“My husband is from Jamaica, so we talk about race all the time in our house,” Simpson said. “We’re raising a biracial child and we want a better world for her.”
Simpson plans to keep holding demonstrations at least every other week, and wants to encourage people to educate themselves and their families about racism.
“We want people to learn to start within their house,” she said. “Have conversations. Silence is compliance, and we need to be loud.”
People United Against Racism, an interfaith organization dedicated to facilitating community discussions about racism and privilege, held its second demonstration Monday, June 8.
The group plans to hold the events every Monday evening for as long as people want to gather, according to one of the organizers, Rev. Char Corbett.
Corbett, pastor of The Second Congregational Church in Newcastle, said Monday’s event drew more than 300 people, around 100 more than the previous week.

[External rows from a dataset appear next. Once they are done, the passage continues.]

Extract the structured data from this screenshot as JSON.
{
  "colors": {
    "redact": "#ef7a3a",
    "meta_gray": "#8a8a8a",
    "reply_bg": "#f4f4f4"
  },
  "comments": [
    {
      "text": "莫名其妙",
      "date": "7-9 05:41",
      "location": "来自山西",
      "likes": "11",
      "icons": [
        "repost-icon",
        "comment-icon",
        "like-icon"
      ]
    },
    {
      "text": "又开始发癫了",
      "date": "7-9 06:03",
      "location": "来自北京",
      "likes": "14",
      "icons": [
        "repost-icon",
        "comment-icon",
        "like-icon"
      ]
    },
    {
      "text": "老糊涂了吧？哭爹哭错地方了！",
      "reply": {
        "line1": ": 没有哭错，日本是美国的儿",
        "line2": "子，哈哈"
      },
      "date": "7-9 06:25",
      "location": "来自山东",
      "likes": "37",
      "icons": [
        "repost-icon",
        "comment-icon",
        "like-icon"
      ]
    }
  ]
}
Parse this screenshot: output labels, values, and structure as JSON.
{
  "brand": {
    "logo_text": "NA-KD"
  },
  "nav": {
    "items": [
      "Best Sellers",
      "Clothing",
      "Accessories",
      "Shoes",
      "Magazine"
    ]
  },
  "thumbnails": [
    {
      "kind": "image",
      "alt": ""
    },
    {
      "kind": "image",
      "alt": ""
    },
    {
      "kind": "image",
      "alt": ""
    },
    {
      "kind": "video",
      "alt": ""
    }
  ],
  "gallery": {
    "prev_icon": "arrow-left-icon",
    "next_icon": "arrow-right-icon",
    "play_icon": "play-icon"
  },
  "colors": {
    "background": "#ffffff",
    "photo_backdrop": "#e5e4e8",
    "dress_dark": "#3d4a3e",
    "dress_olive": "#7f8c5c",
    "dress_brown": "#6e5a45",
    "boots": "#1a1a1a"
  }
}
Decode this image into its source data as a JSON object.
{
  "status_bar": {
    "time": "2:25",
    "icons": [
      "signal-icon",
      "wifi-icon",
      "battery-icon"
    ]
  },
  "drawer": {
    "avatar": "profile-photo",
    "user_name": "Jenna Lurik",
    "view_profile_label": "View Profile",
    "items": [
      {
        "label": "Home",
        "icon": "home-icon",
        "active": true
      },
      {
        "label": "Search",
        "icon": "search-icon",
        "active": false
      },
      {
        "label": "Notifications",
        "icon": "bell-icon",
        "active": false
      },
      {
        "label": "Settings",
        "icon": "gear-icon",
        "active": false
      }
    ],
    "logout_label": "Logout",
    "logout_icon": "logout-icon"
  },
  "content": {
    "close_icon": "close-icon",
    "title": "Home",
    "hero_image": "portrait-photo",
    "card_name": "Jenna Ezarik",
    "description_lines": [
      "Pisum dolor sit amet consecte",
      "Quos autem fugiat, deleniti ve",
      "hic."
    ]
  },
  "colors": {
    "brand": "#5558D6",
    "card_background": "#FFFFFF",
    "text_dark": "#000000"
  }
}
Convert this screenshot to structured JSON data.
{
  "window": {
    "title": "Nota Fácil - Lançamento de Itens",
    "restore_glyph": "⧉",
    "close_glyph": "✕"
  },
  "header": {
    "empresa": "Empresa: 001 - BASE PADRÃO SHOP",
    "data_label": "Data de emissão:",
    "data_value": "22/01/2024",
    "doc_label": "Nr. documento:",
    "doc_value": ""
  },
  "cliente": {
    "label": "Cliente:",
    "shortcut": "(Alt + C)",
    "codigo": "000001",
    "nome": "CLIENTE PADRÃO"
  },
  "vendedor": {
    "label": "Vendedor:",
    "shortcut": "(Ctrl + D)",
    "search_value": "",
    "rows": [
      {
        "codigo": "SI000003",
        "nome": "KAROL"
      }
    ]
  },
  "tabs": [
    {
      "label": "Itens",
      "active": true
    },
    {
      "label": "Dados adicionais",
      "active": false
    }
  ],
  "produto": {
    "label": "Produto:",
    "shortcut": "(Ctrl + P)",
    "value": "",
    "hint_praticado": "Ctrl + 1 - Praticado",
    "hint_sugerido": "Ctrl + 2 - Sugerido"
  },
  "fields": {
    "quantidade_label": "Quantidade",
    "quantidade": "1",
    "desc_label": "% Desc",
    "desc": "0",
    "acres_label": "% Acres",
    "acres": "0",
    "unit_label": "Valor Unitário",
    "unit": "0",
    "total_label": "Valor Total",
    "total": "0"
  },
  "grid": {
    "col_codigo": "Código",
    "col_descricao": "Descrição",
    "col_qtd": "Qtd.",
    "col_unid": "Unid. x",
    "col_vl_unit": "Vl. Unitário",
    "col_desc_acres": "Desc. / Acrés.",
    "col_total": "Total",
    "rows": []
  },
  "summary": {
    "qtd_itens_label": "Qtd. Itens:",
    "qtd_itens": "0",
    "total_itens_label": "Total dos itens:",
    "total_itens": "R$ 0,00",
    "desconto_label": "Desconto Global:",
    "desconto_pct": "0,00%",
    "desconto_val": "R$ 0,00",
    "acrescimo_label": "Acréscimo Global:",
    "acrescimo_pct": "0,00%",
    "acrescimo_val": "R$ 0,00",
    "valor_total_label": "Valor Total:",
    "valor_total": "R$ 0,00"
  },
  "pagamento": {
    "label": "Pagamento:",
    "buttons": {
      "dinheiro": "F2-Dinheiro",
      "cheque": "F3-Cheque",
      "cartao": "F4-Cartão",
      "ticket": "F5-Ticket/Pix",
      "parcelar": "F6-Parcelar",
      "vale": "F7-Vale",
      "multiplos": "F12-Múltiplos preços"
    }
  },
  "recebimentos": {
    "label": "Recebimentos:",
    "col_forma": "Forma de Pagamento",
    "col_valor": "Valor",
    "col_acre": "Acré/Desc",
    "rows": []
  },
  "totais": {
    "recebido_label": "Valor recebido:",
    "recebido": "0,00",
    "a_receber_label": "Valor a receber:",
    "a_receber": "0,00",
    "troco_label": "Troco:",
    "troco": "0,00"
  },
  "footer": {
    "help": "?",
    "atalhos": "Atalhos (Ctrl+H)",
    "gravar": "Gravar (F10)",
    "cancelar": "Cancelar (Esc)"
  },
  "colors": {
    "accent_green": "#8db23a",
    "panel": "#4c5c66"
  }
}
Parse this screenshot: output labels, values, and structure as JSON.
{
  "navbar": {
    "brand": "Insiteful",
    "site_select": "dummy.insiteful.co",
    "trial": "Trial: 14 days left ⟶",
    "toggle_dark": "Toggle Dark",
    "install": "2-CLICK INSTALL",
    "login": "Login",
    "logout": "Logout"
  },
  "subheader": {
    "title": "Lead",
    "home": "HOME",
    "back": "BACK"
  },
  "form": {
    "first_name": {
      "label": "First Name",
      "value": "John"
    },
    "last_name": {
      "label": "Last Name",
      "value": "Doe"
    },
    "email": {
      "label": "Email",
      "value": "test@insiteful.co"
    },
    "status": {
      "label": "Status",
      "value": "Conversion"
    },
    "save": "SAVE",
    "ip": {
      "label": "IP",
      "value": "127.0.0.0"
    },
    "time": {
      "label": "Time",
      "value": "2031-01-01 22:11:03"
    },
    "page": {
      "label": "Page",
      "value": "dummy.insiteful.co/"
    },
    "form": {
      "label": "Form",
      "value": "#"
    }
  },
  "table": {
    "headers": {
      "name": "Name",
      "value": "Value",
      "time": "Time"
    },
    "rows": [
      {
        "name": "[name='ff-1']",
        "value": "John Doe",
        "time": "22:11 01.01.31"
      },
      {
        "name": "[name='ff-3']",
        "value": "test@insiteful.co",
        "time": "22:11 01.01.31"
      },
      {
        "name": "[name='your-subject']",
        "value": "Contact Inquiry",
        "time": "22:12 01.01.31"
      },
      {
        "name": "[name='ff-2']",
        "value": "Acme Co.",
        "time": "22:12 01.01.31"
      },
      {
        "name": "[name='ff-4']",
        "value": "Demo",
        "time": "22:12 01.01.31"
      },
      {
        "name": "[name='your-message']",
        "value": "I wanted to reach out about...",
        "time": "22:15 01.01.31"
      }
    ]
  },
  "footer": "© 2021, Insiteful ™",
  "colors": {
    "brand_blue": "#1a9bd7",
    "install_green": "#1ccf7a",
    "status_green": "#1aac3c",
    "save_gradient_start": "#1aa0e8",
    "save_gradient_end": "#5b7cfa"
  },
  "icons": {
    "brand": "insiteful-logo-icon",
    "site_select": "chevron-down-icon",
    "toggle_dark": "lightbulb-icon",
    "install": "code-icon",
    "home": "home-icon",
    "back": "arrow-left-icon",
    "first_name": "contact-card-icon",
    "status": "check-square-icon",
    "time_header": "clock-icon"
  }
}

In Wiscasset, a demonstration to “end white silence on racial injustice,” as described on the Facebook event page, took place outside the Lincoln County Sheriff’s Office on Route 1.
“We know that small, rural police forces like Lincoln County are not separate from the larger systems that have created and supported the violence,” wrote organizer Rocky Coastlines, of Whitefield, in a handout distributed at the event.
Lincoln County Sheriff Todd Brackett welcomed the demonstration. “I support their right to express their belief,” Brackett said at the event. “I think it’s wonderful.”
About 60 people stood at the sheriff’s office and about 30 on the Donald E. Davey Bridge. About 15 cars, decorated with signs bearing messages like “Black lives matter,” “No justice, no peace,” and “Silence is complicity,” drove in a line from Shaw’s in Wiscasset past the sheriff’s office in repeated loops.
A small group of four counterprotesters stood across the street, one holding an American flag and the other three carrying guns. They agreed that the actions of Derek Chauvin, the now-fired police officer who killed George Floyd, were wrong, but expressed concern about violent riots and looting that have accompanied protests in some cities.
“The bottom line is, we love our country,” said Steven Peaslee, of Westport Island, who was protesting with his son, Tanner. “We don’t hate them and we don’t want them to hate us.”
Since the protests began, all four officers involved in Floyd’s death have been fired from the Minneapolis Police Department and charged with crimes. Chauvin has been charged with second-degree murder and second-degree manslaughter after initial charges of third-degree murder and second-degree manslaughter.
The other three officers, Thomas Lane, J. Alexander Kueng, and Tou Thao, have all been charged with aiding and abetting second-degree murder and aiding and abetting second-degree manslaughter.